“The haulers were that sector, which was initially the most vulnerable to Russia’s sanctions. However, recently they have adjusted to those changes quite well. Now the situation is getting more complicated and the haulers will have to look for some other arguments since it would be rather difficult to expect our transportation of goods to the East to recover any time soon in the current context,” Gitanas Nausėda, an adviser to SEB Bankas president, told BNS.
Earlier pessimistic forecast of SEB Bankas, which said that the losses of the transport sector alone might reach up to 0.5 percent of GDP as a result of Russia’s sanctions, might actually come true, he said. However, Nausėda still expects these losses not to exceed 0.5 percent.
Indrė Genytė-Pikčienė, chief analyst with DNB Bankas, told BNS that Lithuania would lose its competitive edge versus other countries of the region due to Russia’s restrictions.
“What is really a matter of concern is that Lithuania spoils its image, as a re-exporter, and, accordingly, loses competition with other Central and Eastern European countries. That corridor of goods was very convenient for us and now we are becoming less attractive for the suppliers of goods since those measures are targeted against Lithuania,” she told BNS.
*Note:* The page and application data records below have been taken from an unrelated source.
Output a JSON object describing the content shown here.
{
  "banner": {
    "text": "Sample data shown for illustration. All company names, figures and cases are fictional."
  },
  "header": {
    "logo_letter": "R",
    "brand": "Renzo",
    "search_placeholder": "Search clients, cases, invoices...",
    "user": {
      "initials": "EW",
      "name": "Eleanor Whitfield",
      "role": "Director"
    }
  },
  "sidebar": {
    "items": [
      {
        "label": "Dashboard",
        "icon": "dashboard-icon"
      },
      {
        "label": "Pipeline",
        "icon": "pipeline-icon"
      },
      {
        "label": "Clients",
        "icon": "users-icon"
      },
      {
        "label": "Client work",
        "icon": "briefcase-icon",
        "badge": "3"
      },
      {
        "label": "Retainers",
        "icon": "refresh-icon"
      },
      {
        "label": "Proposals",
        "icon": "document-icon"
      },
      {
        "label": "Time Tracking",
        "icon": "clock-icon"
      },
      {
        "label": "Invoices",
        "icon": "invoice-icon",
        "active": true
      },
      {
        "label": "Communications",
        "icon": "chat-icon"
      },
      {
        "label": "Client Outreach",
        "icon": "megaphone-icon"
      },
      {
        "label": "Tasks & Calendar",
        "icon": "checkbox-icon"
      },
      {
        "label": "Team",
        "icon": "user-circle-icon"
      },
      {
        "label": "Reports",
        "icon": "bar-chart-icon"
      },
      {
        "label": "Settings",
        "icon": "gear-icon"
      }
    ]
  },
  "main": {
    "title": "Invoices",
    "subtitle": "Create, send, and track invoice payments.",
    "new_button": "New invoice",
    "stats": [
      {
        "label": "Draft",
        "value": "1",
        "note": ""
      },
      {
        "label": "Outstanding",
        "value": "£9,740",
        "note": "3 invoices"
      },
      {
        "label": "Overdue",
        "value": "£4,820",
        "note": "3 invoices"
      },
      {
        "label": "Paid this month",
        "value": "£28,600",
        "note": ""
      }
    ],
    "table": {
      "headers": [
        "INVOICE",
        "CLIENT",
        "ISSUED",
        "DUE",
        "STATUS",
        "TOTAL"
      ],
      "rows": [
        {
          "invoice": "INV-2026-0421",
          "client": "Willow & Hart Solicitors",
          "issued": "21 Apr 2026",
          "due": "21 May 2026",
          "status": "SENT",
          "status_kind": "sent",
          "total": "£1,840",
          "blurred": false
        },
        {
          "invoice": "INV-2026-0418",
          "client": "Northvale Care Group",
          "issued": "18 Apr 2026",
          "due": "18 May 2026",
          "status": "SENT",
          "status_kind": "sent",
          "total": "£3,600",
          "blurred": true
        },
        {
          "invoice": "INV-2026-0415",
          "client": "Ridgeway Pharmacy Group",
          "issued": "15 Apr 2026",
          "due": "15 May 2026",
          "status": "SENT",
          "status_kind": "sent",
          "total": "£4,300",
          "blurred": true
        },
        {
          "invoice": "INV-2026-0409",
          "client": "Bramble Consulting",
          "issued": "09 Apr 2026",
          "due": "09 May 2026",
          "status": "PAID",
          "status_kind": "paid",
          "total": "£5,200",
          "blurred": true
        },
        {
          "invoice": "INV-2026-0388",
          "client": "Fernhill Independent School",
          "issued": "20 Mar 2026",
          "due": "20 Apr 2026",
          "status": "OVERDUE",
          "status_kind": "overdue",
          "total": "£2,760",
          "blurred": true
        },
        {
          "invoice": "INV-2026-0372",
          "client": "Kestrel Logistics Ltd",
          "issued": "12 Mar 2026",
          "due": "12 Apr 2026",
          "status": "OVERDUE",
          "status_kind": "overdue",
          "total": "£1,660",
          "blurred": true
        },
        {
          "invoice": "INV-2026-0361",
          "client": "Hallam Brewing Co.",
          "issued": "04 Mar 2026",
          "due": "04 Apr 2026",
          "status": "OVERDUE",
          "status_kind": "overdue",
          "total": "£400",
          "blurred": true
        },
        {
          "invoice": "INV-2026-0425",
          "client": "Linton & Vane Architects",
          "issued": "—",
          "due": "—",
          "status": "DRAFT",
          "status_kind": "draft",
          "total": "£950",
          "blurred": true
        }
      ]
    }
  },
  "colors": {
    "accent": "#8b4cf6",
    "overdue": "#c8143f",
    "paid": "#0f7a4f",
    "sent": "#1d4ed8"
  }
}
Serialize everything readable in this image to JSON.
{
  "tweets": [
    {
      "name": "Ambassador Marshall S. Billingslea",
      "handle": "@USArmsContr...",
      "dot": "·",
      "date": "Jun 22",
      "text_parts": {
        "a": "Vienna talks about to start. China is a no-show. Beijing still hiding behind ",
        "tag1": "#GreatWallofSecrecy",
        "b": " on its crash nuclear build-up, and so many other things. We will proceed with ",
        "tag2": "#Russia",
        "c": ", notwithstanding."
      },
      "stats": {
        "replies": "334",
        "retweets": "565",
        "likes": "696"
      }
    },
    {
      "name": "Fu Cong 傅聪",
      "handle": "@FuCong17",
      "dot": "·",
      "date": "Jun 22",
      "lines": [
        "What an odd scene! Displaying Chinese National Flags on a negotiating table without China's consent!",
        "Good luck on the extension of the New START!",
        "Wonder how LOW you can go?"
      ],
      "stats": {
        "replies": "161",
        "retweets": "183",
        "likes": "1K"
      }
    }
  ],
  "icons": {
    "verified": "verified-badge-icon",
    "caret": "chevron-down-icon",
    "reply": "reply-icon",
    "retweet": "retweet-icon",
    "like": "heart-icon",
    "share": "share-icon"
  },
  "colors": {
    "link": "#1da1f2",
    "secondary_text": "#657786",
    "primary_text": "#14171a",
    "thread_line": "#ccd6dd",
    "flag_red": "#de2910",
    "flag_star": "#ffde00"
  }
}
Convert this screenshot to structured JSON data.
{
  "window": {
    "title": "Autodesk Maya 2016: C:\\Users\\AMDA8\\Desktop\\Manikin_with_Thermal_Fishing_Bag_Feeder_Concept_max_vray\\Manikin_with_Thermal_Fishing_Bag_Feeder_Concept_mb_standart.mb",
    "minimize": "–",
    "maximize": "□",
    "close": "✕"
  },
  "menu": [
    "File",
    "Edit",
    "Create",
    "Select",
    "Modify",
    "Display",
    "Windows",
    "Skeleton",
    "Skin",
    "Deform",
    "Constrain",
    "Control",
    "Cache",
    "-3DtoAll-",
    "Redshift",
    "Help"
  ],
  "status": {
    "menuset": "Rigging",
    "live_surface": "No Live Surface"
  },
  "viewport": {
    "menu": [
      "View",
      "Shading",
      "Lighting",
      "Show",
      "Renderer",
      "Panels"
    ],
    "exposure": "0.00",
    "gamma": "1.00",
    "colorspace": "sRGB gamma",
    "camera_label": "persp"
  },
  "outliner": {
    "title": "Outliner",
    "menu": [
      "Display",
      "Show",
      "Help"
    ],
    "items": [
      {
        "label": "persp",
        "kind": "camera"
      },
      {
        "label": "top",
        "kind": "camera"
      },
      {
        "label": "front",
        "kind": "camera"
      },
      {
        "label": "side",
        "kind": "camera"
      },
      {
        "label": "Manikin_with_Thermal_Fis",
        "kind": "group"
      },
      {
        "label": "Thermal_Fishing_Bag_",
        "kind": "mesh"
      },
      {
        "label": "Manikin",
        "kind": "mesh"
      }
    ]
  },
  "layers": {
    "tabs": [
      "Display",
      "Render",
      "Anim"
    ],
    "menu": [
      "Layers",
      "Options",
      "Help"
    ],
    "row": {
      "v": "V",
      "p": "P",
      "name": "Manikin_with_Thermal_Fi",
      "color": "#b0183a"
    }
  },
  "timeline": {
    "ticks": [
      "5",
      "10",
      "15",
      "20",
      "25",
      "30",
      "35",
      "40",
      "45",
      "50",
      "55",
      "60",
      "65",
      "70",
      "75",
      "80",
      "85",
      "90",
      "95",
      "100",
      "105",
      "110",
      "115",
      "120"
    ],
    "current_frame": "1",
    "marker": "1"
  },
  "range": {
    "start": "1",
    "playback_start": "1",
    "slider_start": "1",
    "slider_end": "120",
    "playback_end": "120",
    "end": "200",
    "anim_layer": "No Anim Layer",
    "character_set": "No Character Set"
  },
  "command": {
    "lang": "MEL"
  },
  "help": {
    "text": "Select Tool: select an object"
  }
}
According to Genytė-Pikčienė, transport services provided to Russia last year accounted for 28 percent of Lithuania’s total exports of transport services.
A representative of the Lithuanian Industrialists’ Confederation agreed that stepped-up checks of Lithuanian trucks at the Russian border might affect the national economy.
According to Sigitas Besagirskas, transport sector provided nearly 10 percent of the country’s GDP and was second only to industry’s contribution to the national output.
Prime Minister Algirdas Butkevičius said in a radio interview on Tuesday that new obstacles that Russia was creating by subjecting Lithuanian vehicles to thorough checks at the border might cause problems to the country’s economy.